Saved data entries:
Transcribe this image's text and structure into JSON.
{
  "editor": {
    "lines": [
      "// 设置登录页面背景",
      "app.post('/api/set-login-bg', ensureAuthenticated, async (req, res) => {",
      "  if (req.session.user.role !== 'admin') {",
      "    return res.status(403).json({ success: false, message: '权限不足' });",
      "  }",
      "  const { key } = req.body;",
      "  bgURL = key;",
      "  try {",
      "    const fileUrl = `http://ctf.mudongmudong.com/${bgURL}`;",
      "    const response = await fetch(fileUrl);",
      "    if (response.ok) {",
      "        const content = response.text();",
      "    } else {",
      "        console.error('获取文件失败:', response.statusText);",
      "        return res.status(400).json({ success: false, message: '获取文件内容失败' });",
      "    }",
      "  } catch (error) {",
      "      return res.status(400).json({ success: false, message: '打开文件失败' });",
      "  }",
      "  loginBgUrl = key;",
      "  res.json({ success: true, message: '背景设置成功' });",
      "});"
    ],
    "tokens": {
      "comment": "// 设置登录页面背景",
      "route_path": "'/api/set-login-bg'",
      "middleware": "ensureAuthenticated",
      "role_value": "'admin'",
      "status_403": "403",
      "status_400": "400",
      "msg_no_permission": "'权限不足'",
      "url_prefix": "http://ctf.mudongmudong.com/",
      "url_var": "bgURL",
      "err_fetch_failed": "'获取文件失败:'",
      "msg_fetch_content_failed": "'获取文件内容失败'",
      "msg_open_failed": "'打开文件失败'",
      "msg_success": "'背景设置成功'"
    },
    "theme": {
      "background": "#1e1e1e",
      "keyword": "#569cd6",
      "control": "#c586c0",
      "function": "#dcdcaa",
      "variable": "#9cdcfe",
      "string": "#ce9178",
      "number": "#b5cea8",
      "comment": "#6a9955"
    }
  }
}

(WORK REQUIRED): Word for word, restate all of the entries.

(RESULT):
Transcribe this image's text and structure into JSON.
{
  "editor": {
    "lines": [
      "// 设置登录页面背景",
      "app.post('/api/set-login-bg', ensureAuthenticated, async (req, res) => {",
      "  if (req.session.user.role !== 'admin') {",
      "    return res.status(403).json({ success: false, message: '权限不足' });",
      "  }",
      "  const { key } = req.body;",
      "  bgURL = key;",
      "  try {",
      "    const fileUrl = `http://ctf.mudongmudong.com/${bgURL}`;",
      "    const response = await fetch(fileUrl);",
      "    if (response.ok) {",
      "        const content = response.text();",
      "    } else {",
      "        console.error('获取文件失败:', response.statusText);",
      "        return res.status(400).json({ success: false, message: '获取文件内容失败' });",
      "    }",
      "  } catch (error) {",
      "      return res.status(400).json({ success: false, message: '打开文件失败' });",
      "  }",
      "  loginBgUrl = key;",
      "  res.json({ success: true, message: '背景设置成功' });",
      "});"
    ],
    "tokens": {
      "comment": "// 设置登录页面背景",
      "route_path": "'/api/set-login-bg'",
      "middleware": "ensureAuthenticated",
      "role_value": "'admin'",
      "status_403": "403",
      "status_400": "400",
      "msg_no_permission": "'权限不足'",
      "url_prefix": "http://ctf.mudongmudong.com/",
      "url_var": "bgURL",
      "err_fetch_failed": "'获取文件失败:'",
      "msg_fetch_content_failed": "'获取文件内容失败'",
      "msg_open_failed": "'打开文件失败'",
      "msg_success": "'背景设置成功'"
    },
    "theme": {
      "background": "#1e1e1e",
      "keyword": "#569cd6",
      "control": "#c586c0",
      "function": "#dcdcaa",
      "variable": "#9cdcfe",
      "string": "#ce9178",
      "number": "#b5cea8",
      "comment": "#6a9955"
    }
  }
}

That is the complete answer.